There have been many thousands of different patterns and colours of tweed manufactured over the years.

There are also a huge variety of jacket designs, a very traditional one being the Norfolk Jacket, a favourite of Sherlock Holmes to go along with his tweed deerstalker hat. There are a plethora of more modern designs with modern cuts. Tweed is also used for suits, trousers, hats, ties and luggage. Coco Channel was introduced to tweed by her lover, the Duke of Westminster. She immediately realised the superior draping qualities of the twill weave as well as the functional beauty of the weaves. She designed jackets, as well as dresses and skirts, for women and brought the fabric to a massive new audience.

Wool has many properties that make it an ideal resource for clothing fabrics.

Insulative value

Wool is an excellent insulator and has one of the highest insulation to weight ratios of any type of fibre. Wool can keep 80% of it’s insulating ability even when it’s wet. Synthetic fleece, for example, is not this efficient and cotton has no insulating value at all when it’s wet. Wool fabrics are breathable meaning that moisture can evaporate through them.


A merino wool fibre can be bent 20,000 times before breaking.

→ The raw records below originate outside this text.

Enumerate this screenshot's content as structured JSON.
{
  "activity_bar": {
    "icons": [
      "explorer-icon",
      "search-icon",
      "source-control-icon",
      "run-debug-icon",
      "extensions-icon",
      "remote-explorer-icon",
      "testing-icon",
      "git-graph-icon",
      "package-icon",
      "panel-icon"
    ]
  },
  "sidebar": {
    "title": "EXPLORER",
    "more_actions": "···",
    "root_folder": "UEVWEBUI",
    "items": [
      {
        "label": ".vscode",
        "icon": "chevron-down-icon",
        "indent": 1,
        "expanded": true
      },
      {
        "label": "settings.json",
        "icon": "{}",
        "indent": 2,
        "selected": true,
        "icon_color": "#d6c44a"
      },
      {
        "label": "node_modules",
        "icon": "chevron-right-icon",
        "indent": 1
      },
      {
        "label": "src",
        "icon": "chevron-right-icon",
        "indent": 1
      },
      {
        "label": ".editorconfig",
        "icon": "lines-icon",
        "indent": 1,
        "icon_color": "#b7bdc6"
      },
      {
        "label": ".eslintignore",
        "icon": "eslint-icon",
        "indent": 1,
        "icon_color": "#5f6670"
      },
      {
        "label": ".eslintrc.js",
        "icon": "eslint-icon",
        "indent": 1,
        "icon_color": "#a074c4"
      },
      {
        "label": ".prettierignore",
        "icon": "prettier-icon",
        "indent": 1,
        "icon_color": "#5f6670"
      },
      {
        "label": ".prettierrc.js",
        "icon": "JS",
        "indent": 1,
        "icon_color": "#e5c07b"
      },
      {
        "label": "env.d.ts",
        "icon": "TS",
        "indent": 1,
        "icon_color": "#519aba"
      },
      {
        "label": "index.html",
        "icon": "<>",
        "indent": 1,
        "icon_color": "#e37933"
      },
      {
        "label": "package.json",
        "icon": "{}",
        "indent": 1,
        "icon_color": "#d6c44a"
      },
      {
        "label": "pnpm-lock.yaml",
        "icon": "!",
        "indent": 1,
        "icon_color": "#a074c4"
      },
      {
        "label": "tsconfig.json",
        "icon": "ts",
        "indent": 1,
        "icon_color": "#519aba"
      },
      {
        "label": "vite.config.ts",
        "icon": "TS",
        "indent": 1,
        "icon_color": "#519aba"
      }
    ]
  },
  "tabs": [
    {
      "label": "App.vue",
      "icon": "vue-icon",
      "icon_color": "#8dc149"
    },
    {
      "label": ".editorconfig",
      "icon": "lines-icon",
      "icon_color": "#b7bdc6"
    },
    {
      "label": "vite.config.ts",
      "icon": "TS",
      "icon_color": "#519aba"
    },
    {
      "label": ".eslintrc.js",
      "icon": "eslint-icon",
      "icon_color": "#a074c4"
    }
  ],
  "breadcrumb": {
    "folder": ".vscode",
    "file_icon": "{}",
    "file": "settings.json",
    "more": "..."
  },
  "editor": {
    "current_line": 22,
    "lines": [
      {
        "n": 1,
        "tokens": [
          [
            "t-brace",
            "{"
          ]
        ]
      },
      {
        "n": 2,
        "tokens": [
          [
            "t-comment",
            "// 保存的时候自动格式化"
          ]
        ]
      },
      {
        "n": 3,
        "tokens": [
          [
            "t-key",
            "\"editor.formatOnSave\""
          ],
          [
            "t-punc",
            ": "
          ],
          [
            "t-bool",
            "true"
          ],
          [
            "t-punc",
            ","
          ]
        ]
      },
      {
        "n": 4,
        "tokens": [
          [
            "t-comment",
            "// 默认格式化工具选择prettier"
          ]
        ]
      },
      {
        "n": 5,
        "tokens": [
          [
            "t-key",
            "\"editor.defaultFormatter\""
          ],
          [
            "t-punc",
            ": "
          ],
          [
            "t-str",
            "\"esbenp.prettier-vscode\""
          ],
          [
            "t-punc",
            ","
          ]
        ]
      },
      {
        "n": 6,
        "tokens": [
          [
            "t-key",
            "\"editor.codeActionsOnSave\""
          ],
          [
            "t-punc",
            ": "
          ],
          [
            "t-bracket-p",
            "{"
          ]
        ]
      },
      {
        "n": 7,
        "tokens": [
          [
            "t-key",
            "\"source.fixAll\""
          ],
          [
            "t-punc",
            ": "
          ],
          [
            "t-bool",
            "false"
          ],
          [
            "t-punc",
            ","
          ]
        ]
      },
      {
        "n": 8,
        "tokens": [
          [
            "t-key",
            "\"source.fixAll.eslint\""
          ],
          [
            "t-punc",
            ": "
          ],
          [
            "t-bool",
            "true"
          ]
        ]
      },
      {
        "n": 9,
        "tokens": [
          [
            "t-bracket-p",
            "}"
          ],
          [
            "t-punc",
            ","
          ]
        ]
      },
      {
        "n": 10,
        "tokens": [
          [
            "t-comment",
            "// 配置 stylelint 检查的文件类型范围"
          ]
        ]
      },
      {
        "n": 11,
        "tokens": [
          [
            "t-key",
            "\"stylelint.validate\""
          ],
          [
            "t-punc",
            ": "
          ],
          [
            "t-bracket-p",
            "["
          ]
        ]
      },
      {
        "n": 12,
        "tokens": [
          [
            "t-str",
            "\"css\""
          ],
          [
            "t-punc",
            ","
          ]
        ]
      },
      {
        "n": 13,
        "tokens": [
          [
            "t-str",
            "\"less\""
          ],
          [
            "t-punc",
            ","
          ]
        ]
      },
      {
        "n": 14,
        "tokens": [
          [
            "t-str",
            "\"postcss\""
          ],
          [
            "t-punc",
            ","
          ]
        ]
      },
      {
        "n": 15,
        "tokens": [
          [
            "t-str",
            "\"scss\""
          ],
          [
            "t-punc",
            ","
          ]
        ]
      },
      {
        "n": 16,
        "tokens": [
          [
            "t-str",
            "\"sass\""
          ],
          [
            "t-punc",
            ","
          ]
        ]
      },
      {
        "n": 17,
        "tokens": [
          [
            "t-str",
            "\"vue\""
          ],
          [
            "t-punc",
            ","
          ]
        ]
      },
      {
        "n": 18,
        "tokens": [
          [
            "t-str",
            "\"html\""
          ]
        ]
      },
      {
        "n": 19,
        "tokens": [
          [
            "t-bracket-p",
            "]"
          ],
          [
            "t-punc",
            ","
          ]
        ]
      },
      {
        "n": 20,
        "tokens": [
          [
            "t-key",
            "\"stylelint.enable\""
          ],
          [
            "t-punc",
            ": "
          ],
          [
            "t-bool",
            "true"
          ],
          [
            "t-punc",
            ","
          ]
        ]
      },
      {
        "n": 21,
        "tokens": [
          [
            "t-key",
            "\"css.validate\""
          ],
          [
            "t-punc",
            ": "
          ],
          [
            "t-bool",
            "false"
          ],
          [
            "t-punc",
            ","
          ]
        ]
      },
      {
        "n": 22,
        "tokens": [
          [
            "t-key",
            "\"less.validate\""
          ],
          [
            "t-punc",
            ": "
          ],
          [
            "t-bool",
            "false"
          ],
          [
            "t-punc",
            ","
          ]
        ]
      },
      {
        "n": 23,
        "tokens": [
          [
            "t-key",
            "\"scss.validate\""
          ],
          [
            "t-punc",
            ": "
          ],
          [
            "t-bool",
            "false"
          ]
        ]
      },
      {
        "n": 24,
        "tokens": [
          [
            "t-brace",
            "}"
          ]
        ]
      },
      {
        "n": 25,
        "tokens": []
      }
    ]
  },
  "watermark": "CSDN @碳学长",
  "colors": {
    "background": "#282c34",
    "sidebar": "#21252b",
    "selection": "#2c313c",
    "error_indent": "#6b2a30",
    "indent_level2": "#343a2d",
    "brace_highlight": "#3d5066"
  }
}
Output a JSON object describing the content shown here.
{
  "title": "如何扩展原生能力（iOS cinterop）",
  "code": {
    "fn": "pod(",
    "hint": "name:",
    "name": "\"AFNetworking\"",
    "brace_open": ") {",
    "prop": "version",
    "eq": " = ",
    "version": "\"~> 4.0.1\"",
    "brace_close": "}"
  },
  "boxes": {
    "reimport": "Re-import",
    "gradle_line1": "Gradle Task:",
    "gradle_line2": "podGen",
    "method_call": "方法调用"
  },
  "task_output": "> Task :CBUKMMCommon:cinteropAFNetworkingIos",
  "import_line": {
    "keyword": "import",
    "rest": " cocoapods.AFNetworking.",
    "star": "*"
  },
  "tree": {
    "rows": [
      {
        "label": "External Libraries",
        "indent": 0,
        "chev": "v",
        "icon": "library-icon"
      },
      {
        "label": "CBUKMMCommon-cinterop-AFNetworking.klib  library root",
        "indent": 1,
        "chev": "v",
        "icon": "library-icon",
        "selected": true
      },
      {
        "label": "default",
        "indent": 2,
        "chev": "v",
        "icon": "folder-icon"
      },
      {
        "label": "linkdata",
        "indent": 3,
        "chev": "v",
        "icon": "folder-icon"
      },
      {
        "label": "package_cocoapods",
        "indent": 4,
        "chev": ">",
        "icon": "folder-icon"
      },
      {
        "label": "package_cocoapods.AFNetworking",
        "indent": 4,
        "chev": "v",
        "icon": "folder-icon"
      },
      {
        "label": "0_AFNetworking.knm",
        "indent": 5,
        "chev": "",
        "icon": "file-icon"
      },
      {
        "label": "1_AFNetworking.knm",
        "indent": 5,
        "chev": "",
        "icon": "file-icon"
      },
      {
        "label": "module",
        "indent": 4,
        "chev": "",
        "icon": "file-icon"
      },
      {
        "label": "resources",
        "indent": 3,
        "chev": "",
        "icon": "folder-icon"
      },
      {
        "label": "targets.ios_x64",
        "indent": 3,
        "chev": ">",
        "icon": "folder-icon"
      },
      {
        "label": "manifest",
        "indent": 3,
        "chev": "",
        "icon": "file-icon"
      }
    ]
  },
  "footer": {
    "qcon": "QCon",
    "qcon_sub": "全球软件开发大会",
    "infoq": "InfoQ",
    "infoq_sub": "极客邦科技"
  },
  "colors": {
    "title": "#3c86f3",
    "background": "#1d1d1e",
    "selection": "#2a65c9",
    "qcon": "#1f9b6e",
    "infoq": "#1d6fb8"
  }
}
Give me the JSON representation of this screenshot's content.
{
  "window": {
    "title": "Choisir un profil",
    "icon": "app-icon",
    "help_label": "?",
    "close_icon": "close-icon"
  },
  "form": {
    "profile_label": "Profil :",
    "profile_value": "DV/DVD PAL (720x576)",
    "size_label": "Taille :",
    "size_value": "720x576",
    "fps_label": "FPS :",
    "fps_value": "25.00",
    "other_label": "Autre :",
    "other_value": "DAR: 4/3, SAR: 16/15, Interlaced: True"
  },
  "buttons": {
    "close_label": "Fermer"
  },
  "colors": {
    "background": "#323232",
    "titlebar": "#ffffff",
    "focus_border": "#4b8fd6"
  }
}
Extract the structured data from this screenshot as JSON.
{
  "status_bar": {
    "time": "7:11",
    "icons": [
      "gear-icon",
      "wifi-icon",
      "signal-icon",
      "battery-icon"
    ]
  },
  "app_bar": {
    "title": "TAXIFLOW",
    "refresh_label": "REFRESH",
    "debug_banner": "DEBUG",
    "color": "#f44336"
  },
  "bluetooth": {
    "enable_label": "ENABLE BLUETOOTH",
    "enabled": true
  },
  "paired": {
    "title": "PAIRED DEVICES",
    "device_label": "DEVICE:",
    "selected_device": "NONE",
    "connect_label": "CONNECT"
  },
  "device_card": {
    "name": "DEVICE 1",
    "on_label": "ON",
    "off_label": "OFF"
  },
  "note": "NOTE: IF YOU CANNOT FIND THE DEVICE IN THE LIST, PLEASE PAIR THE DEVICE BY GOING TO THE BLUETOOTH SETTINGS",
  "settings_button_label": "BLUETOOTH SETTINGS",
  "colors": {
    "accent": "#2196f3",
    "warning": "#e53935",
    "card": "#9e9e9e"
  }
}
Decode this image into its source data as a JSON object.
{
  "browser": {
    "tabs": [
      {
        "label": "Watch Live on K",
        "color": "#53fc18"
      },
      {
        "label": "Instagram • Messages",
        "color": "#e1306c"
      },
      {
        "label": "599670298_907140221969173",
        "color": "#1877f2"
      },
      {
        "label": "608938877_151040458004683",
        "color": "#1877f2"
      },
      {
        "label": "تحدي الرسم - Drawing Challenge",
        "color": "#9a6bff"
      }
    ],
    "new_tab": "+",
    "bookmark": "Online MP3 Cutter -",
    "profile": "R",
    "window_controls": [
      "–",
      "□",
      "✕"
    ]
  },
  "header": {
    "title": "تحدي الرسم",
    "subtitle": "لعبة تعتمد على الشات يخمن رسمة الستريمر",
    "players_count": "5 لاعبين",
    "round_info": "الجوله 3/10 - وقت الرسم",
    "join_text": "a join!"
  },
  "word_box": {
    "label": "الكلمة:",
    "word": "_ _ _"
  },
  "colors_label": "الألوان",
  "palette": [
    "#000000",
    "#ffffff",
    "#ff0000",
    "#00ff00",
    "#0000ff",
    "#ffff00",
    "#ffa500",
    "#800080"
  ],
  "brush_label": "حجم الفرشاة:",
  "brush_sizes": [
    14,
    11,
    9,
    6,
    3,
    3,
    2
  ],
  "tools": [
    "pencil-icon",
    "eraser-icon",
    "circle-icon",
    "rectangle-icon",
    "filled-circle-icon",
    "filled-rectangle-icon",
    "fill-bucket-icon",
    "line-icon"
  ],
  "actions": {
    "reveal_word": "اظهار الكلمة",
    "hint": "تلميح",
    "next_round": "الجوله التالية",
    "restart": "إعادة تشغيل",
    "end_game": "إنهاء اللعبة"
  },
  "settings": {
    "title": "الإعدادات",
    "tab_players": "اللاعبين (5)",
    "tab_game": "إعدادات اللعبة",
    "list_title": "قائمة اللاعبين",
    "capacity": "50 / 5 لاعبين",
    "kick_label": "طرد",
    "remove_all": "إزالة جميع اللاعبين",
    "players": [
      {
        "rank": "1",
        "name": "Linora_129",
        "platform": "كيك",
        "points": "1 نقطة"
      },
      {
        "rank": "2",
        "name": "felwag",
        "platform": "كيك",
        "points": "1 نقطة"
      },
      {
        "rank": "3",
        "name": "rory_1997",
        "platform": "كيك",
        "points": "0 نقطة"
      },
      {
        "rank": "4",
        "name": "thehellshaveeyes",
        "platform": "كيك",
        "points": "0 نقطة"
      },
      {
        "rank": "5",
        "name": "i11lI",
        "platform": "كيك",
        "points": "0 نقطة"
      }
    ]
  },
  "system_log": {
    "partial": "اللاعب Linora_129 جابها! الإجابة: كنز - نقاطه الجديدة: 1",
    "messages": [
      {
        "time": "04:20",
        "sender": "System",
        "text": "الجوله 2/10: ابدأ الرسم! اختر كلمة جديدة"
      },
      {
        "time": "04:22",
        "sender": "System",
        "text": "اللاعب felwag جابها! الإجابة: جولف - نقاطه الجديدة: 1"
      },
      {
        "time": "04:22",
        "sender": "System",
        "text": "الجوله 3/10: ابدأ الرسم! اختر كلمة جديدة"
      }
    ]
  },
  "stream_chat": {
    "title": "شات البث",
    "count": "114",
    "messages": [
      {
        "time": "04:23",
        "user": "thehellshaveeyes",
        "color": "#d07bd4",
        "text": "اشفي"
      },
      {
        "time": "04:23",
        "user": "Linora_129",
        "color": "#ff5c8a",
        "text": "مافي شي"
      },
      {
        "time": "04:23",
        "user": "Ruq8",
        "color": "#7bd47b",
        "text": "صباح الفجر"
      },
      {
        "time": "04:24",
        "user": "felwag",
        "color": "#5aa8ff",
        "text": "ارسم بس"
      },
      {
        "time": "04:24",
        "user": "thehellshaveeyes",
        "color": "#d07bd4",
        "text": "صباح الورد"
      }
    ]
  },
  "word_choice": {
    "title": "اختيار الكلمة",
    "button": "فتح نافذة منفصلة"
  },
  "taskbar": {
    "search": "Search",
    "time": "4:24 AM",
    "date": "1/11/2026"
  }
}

By comparison, a cotton fibre will break after 3,000 times and silk after just 2,000. This means wool garments not only last longer, but also retain their appearance for a longer period.

Easy to care for

Tweed naturally repels dirt and stains. Wool fibers have a natural water wicking property that prevents moisture from being retained in the fabric. As well as keeping the body dry, this quality also naturally inhibits mildew. Wool also has natural anti-microbial properties because bacteria tend to be attracted to smooth positively charged surfaces like those of synthetic fibres rather than the scaly, neutrally charged surface of wool fibres. In addition, the outer layer of wool fibers have a high concentration of fatty acids, which have anti-bacterial properties.

Unlike synthetic fabrics, wool does not retain odors and will freshen just from airing out.

The water resistance of wool allows time for a liquid spill to be wiped from the fabric before it can cause permanent staining. Even if they are not wiped before drying, wool is less prone to stain than many other fabrics. Wool does not gather dirt as much as most other fibres. The method for cleaning a tweed jacket is to simply brush it. This is effective because of the ability of wool to easily release dirt.

Safe and sound

Wool does not catch fire easily, when subjected to flame or a burning spark wool will most likely just smoulder and extinguish itself. Synthetic fabrics can catch fire easily and as they burn they melt. A spark from a fire may not even put a hole in a tweed jacket whereas it definitely will put a hole in a synthetic fleece one. Also, the tweed weave is flexible enough that a sharp object, like a thorn, can pierce the fabric but not leave a hole.

Made from a natural material

Wool is an organic material – renewable and biodegradable. There is a good argument that sheep (and beef) are not a sustainable resource for food or materials. Sheep and beef are enteric animals meaning that they release methane, a potent greenhouse gas, as a by-product of their digestive process. On the other side of the ledger is the fact that wool and other natural fibres use much less energy (and therefore have less emissions) in their production than synthetic fibres. Wool, because it is an organic material, sequesters carbon, like wood does. Provided the wool is grown, and wool fabrics are produced, in the most sustainable way they are an excellent choice.

Scalable production

Tweed is still produced on handlooms by individual craftspeople in the Outer Hebrides of Scotland. In the early days if was an important source of additional cash income for crofters and fishermen. Tweed is also manufactured on a large scale in factories with motorised looms, although there is still the need for a number of skilled staff to set up and monitor the looms. In a similar sense, the jackets themselves can be mass-produced, but the best ones are hand-tailored by talented craftpeople.

Watch the video below to see a craftsman weaving tweed on a foot-powered, wooden handloom.